◆ **Dataset rows for apps and sites**:
§ §
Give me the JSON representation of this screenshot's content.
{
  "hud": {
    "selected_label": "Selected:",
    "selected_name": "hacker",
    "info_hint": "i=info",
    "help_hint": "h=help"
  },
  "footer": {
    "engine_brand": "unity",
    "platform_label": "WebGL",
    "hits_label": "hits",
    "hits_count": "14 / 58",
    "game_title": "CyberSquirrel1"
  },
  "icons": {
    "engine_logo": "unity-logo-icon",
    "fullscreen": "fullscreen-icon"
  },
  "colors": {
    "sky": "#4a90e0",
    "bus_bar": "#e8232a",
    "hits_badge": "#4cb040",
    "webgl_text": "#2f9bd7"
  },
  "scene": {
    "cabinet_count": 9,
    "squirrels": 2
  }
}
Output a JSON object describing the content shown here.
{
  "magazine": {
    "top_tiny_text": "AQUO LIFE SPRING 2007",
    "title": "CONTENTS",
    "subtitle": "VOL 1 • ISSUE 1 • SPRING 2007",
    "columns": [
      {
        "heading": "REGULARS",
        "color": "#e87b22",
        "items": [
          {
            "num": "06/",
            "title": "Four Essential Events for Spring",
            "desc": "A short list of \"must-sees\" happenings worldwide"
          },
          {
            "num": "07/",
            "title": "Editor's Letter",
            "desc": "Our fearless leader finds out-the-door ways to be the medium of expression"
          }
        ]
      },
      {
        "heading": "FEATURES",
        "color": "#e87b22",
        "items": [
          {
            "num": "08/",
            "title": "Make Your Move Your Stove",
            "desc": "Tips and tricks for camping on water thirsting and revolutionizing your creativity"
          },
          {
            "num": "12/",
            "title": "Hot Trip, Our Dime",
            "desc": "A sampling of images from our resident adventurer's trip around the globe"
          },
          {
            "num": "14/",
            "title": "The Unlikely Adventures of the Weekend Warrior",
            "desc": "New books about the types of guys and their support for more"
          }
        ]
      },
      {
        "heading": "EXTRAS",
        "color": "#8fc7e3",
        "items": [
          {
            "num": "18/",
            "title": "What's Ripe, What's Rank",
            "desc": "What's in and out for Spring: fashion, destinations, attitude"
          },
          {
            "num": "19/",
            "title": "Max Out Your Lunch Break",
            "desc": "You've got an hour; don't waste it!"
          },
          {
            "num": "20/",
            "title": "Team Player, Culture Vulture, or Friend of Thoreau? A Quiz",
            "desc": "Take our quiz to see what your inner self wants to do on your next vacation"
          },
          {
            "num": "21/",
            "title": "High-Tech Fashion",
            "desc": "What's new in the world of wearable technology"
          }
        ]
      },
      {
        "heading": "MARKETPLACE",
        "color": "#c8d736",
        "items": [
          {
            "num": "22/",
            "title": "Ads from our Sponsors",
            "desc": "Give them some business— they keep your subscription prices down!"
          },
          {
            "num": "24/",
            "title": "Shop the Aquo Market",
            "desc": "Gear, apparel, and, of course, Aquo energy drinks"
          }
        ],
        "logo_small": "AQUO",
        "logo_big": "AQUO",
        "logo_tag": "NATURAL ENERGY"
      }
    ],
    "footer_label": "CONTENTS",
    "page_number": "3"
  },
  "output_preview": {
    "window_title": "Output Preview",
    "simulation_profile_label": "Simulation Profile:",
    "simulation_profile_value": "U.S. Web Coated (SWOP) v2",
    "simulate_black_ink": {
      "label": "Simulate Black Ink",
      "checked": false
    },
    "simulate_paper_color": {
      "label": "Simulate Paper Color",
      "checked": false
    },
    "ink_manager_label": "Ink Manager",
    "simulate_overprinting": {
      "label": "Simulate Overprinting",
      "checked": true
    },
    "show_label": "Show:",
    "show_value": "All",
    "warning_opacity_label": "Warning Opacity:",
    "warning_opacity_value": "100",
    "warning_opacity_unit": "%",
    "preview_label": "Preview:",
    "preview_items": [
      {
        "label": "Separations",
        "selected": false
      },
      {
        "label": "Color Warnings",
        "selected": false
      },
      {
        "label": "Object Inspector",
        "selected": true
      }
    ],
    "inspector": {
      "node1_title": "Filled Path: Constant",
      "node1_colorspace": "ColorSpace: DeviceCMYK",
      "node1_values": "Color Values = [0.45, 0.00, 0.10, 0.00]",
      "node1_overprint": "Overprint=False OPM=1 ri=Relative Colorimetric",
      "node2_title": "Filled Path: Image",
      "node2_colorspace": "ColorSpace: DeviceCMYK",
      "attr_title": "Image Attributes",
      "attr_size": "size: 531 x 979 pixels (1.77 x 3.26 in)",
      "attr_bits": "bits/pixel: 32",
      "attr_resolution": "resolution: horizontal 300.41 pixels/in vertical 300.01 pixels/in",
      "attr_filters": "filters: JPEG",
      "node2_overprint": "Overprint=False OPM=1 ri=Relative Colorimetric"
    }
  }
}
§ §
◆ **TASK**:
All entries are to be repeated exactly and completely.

◆ **ANSWER SECTION**:
Give me the JSON representation of this screenshot's content.
{
  "hud": {
    "selected_label": "Selected:",
    "selected_name": "hacker",
    "info_hint": "i=info",
    "help_hint": "h=help"
  },
  "footer": {
    "engine_brand": "unity",
    "platform_label": "WebGL",
    "hits_label": "hits",
    "hits_count": "14 / 58",
    "game_title": "CyberSquirrel1"
  },
  "icons": {
    "engine_logo": "unity-logo-icon",
    "fullscreen": "fullscreen-icon"
  },
  "colors": {
    "sky": "#4a90e0",
    "bus_bar": "#e8232a",
    "hits_badge": "#4cb040",
    "webgl_text": "#2f9bd7"
  },
  "scene": {
    "cabinet_count": 9,
    "squirrels": 2
  }
}
Output a JSON object describing the content shown here.
{
  "magazine": {
    "top_tiny_text": "AQUO LIFE SPRING 2007",
    "title": "CONTENTS",
    "subtitle": "VOL 1 • ISSUE 1 • SPRING 2007",
    "columns": [
      {
        "heading": "REGULARS",
        "color": "#e87b22",
        "items": [
          {
            "num": "06/",
            "title": "Four Essential Events for Spring",
            "desc": "A short list of \"must-sees\" happenings worldwide"
          },
          {
            "num": "07/",
            "title": "Editor's Letter",
            "desc": "Our fearless leader finds out-the-door ways to be the medium of expression"
          }
        ]
      },
      {
        "heading": "FEATURES",
        "color": "#e87b22",
        "items": [
          {
            "num": "08/",
            "title": "Make Your Move Your Stove",
            "desc": "Tips and tricks for camping on water thirsting and revolutionizing your creativity"
          },
          {
            "num": "12/",
            "title": "Hot Trip, Our Dime",
            "desc": "A sampling of images from our resident adventurer's trip around the globe"
          },
          {
            "num": "14/",
            "title": "The Unlikely Adventures of the Weekend Warrior",
            "desc": "New books about the types of guys and their support for more"
          }
        ]
      },
      {
        "heading": "EXTRAS",
        "color": "#8fc7e3",
        "items": [
          {
            "num": "18/",
            "title": "What's Ripe, What's Rank",
            "desc": "What's in and out for Spring: fashion, destinations, attitude"
          },
          {
            "num": "19/",
            "title": "Max Out Your Lunch Break",
            "desc": "You've got an hour; don't waste it!"
          },
          {
            "num": "20/",
            "title": "Team Player, Culture Vulture, or Friend of Thoreau? A Quiz",
            "desc": "Take our quiz to see what your inner self wants to do on your next vacation"
          },
          {
            "num": "21/",
            "title": "High-Tech Fashion",
            "desc": "What's new in the world of wearable technology"
          }
        ]
      },
      {
        "heading": "MARKETPLACE",
        "color": "#c8d736",
        "items": [
          {
            "num": "22/",
            "title": "Ads from our Sponsors",
            "desc": "Give them some business— they keep your subscription prices down!"
          },
          {
            "num": "24/",
            "title": "Shop the Aquo Market",
            "desc": "Gear, apparel, and, of course, Aquo energy drinks"
          }
        ],
        "logo_small": "AQUO",
        "logo_big": "AQUO",
        "logo_tag": "NATURAL ENERGY"
      }
    ],
    "footer_label": "CONTENTS",
    "page_number": "3"
  },
  "output_preview": {
    "window_title": "Output Preview",
    "simulation_profile_label": "Simulation Profile:",
    "simulation_profile_value": "U.S. Web Coated (SWOP) v2",
    "simulate_black_ink": {
      "label": "Simulate Black Ink",
      "checked": false
    },
    "simulate_paper_color": {
      "label": "Simulate Paper Color",
      "checked": false
    },
    "ink_manager_label": "Ink Manager",
    "simulate_overprinting": {
      "label": "Simulate Overprinting",
      "checked": true
    },
    "show_label": "Show:",
    "show_value": "All",
    "warning_opacity_label": "Warning Opacity:",
    "warning_opacity_value": "100",
    "warning_opacity_unit": "%",
    "preview_label": "Preview:",
    "preview_items": [
      {
        "label": "Separations",
        "selected": false
      },
      {
        "label": "Color Warnings",
        "selected": false
      },
      {
        "label": "Object Inspector",
        "selected": true
      }
    ],
    "inspector": {
      "node1_title": "Filled Path: Constant",
      "node1_colorspace": "ColorSpace: DeviceCMYK",
      "node1_values": "Color Values = [0.45, 0.00, 0.10, 0.00]",
      "node1_overprint": "Overprint=False OPM=1 ri=Relative Colorimetric",
      "node2_title": "Filled Path: Image",
      "node2_colorspace": "ColorSpace: DeviceCMYK",
      "attr_title": "Image Attributes",
      "attr_size": "size: 531 x 979 pixels (1.77 x 3.26 in)",
      "attr_bits": "bits/pixel: 32",
      "attr_resolution": "resolution: horizontal 300.41 pixels/in vertical 300.01 pixels/in",
      "attr_filters": "filters: JPEG",
      "node2_overprint": "Overprint=False OPM=1 ri=Relative Colorimetric"
    }
  }
}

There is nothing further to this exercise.